What you need to do. Every line below needs to be returned exactly as written.

Entries from a dataset of interfaces:
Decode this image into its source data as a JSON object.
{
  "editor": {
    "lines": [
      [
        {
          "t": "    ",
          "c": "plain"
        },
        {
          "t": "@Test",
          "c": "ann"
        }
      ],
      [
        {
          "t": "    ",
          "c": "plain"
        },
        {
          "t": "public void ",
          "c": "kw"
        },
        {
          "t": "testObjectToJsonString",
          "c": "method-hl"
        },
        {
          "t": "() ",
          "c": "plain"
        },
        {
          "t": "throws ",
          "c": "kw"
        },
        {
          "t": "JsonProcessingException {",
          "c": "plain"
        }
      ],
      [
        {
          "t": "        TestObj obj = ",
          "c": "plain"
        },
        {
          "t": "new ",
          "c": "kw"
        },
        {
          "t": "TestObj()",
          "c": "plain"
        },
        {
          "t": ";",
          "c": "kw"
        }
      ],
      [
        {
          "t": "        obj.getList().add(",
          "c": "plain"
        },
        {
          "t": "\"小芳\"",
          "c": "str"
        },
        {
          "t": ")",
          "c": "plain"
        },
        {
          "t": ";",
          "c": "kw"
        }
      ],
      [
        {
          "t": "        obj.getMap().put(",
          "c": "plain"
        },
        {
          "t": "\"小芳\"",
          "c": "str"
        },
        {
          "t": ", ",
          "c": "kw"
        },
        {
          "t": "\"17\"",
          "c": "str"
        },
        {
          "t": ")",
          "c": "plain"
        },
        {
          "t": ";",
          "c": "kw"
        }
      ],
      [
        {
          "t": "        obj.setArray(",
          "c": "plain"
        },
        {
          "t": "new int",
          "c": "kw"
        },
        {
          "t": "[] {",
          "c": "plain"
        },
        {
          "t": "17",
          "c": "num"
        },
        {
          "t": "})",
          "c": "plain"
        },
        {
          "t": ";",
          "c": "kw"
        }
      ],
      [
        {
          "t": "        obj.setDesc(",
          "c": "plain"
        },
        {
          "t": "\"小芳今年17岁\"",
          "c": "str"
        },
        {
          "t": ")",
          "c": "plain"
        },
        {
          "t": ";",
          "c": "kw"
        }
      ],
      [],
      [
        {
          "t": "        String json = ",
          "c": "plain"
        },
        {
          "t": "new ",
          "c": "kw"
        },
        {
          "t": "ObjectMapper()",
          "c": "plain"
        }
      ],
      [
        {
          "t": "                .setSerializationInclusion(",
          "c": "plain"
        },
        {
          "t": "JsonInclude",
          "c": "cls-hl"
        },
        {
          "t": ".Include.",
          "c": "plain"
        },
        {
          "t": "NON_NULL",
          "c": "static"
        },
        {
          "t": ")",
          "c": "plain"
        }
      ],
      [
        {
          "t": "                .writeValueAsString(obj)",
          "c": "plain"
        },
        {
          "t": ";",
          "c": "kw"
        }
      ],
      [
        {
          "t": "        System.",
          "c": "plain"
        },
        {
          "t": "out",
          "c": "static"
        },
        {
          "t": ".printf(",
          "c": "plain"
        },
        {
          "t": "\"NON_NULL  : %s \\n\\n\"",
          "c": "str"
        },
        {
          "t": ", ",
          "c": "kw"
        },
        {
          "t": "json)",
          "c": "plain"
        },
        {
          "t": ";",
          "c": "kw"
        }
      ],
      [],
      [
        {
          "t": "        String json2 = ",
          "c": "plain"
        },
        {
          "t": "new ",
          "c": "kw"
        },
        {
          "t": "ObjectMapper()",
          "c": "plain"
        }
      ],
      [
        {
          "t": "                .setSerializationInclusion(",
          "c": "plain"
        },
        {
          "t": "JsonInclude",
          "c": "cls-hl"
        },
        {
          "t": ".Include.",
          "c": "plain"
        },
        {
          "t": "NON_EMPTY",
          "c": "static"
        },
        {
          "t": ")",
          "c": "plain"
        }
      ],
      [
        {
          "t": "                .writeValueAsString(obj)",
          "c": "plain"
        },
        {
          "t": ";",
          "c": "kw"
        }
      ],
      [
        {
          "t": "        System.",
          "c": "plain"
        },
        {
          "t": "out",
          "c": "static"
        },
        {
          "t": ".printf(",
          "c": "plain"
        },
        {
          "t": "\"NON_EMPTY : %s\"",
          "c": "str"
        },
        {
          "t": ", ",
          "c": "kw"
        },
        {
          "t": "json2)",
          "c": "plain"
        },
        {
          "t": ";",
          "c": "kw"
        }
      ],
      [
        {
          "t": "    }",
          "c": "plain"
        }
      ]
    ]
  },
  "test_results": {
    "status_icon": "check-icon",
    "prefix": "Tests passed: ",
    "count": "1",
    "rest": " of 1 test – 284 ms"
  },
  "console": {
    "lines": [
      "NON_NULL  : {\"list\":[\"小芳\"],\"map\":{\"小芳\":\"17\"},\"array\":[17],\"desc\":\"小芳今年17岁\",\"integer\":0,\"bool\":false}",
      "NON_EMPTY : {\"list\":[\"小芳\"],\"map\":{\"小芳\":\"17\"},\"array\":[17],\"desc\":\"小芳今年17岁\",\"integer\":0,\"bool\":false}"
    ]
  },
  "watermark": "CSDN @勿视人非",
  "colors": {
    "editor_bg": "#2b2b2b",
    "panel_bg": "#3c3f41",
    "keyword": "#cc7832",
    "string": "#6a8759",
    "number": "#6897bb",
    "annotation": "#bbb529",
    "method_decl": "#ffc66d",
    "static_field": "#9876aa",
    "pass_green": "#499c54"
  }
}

Task result.
Decode this image into its source data as a JSON object.
{
  "editor": {
    "lines": [
      [
        {
          "t": "    ",
          "c": "plain"
        },
        {
          "t": "@Test",
          "c": "ann"
        }
      ],
      [
        {
          "t": "    ",
          "c": "plain"
        },
        {
          "t": "public void ",
          "c": "kw"
        },
        {
          "t": "testObjectToJsonString",
          "c": "method-hl"
        },
        {
          "t": "() ",
          "c": "plain"
        },
        {
          "t": "throws ",
          "c": "kw"
        },
        {
          "t": "JsonProcessingException {",
          "c": "plain"
        }
      ],
      [
        {
          "t": "        TestObj obj = ",
          "c": "plain"
        },
        {
          "t": "new ",
          "c": "kw"
        },
        {
          "t": "TestObj()",
          "c": "plain"
        },
        {
          "t": ";",
          "c": "kw"
        }
      ],
      [
        {
          "t": "        obj.getList().add(",
          "c": "plain"
        },
        {
          "t": "\"小芳\"",
          "c": "str"
        },
        {
          "t": ")",
          "c": "plain"
        },
        {
          "t": ";",
          "c": "kw"
        }
      ],
      [
        {
          "t": "        obj.getMap().put(",
          "c": "plain"
        },
        {
          "t": "\"小芳\"",
          "c": "str"
        },
        {
          "t": ", ",
          "c": "kw"
        },
        {
          "t": "\"17\"",
          "c": "str"
        },
        {
          "t": ")",
          "c": "plain"
        },
        {
          "t": ";",
          "c": "kw"
        }
      ],
      [
        {
          "t": "        obj.setArray(",
          "c": "plain"
        },
        {
          "t": "new int",
          "c": "kw"
        },
        {
          "t": "[] {",
          "c": "plain"
        },
        {
          "t": "17",
          "c": "num"
        },
        {
          "t": "})",
          "c": "plain"
        },
        {
          "t": ";",
          "c": "kw"
        }
      ],
      [
        {
          "t": "        obj.setDesc(",
          "c": "plain"
        },
        {
          "t": "\"小芳今年17岁\"",
          "c": "str"
        },
        {
          "t": ")",
          "c": "plain"
        },
        {
          "t": ";",
          "c": "kw"
        }
      ],
      [],
      [
        {
          "t": "        String json = ",
          "c": "plain"
        },
        {
          "t": "new ",
          "c": "kw"
        },
        {
          "t": "ObjectMapper()",
          "c": "plain"
        }
      ],
      [
        {
          "t": "                .setSerializationInclusion(",
          "c": "plain"
        },
        {
          "t": "JsonInclude",
          "c": "cls-hl"
        },
        {
          "t": ".Include.",
          "c": "plain"
        },
        {
          "t": "NON_NULL",
          "c": "static"
        },
        {
          "t": ")",
          "c": "plain"
        }
      ],
      [
        {
          "t": "                .writeValueAsString(obj)",
          "c": "plain"
        },
        {
          "t": ";",
          "c": "kw"
        }
      ],
      [
        {
          "t": "        System.",
          "c": "plain"
        },
        {
          "t": "out",
          "c": "static"
        },
        {
          "t": ".printf(",
          "c": "plain"
        },
        {
          "t": "\"NON_NULL  : %s \\n\\n\"",
          "c": "str"
        },
        {
          "t": ", ",
          "c": "kw"
        },
        {
          "t": "json)",
          "c": "plain"
        },
        {
          "t": ";",
          "c": "kw"
        }
      ],
      [],
      [
        {
          "t": "        String json2 = ",
          "c": "plain"
        },
        {
          "t": "new ",
          "c": "kw"
        },
        {
          "t": "ObjectMapper()",
          "c": "plain"
        }
      ],
      [
        {
          "t": "                .setSerializationInclusion(",
          "c": "plain"
        },
        {
          "t": "JsonInclude",
          "c": "cls-hl"
        },
        {
          "t": ".Include.",
          "c": "plain"
        },
        {
          "t": "NON_EMPTY",
          "c": "static"
        },
        {
          "t": ")",
          "c": "plain"
        }
      ],
      [
        {
          "t": "                .writeValueAsString(obj)",
          "c": "plain"
        },
        {
          "t": ";",
          "c": "kw"
        }
      ],
      [
        {
          "t": "        System.",
          "c": "plain"
        },
        {
          "t": "out",
          "c": "static"
        },
        {
          "t": ".printf(",
          "c": "plain"
        },
        {
          "t": "\"NON_EMPTY : %s\"",
          "c": "str"
        },
        {
          "t": ", ",
          "c": "kw"
        },
        {
          "t": "json2)",
          "c": "plain"
        },
        {
          "t": ";",
          "c": "kw"
        }
      ],
      [
        {
          "t": "    }",
          "c": "plain"
        }
      ]
    ]
  },
  "test_results": {
    "status_icon": "check-icon",
    "prefix": "Tests passed: ",
    "count": "1",
    "rest": " of 1 test – 284 ms"
  },
  "console": {
    "lines": [
      "NON_NULL  : {\"list\":[\"小芳\"],\"map\":{\"小芳\":\"17\"},\"array\":[17],\"desc\":\"小芳今年17岁\",\"integer\":0,\"bool\":false}",
      "NON_EMPTY : {\"list\":[\"小芳\"],\"map\":{\"小芳\":\"17\"},\"array\":[17],\"desc\":\"小芳今年17岁\",\"integer\":0,\"bool\":false}"
    ]
  },
  "watermark": "CSDN @勿视人非",
  "colors": {
    "editor_bg": "#2b2b2b",
    "panel_bg": "#3c3f41",
    "keyword": "#cc7832",
    "string": "#6a8759",
    "number": "#6897bb",
    "annotation": "#bbb529",
    "method_decl": "#ffc66d",
    "static_field": "#9876aa",
    "pass_green": "#499c54"
  }
}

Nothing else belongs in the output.